Malmström said the EU will conduct a six-month review of Cambodia’s duty-free status, and “Without clear and evident improvements on the ground, this will lead to the suspending of the trade preferences that they currently enjoy.”
Cambodia’s government last week lashed back at the EU, saying the action would destroy years of progress.
“The Cambodian government can only take this decision as an extreme injustice when the EU blatantly disregards the considerable progress made by the country, despite its recent tragic past,” Cambodia’s Ministry of Foreign Affairs said on Thursday in a statement. “By implementing these withdrawal measures, the European Commission risks negating twenty year’s worth of development efforts.”
The EU is also considering similar trade sanctions for Myanmar, accusing the country of “blatant violation of human rights” surrounding allegations of ethnic cleansing of Rohingyas, including revelations from a recent United Nations report accusing Myanmar’s military of gang rapes and mass killings with “genocidal intent.”
Malmström said a fact-finding team is being sent to Myanmar to assess the situation on the ground, saying, “There is a clear possibility that a withdrawal [from free trade access] could be the outcome.”
Malmström did leave a sliver of hope, though she said the ball is in the southeast Asian nations’ courts.

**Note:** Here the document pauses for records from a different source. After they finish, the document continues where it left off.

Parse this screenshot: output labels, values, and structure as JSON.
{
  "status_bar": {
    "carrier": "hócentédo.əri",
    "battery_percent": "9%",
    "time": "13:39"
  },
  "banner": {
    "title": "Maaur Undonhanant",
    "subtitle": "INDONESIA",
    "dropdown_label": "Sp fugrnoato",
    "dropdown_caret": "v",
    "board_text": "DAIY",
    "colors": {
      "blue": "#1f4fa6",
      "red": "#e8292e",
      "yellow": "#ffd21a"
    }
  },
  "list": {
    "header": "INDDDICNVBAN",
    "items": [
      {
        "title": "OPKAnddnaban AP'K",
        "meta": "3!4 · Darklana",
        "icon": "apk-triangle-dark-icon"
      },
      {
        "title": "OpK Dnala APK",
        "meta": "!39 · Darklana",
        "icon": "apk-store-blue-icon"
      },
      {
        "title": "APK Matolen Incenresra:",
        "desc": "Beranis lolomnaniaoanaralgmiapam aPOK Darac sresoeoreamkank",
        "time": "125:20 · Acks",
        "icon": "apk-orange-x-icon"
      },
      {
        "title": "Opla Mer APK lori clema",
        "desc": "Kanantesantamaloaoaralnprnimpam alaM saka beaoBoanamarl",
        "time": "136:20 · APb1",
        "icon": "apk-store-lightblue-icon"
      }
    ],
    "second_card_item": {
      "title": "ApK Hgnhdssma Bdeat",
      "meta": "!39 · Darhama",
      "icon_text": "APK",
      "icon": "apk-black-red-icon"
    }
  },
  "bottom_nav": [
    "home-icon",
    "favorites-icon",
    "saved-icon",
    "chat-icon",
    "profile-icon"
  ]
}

“We are not yet at the cliff edge and there is still time for Cambodia and Myanmar to draw themselves back from the brink,” she said. “However, the consequences of the course that these countries are on are now clearly in sight.”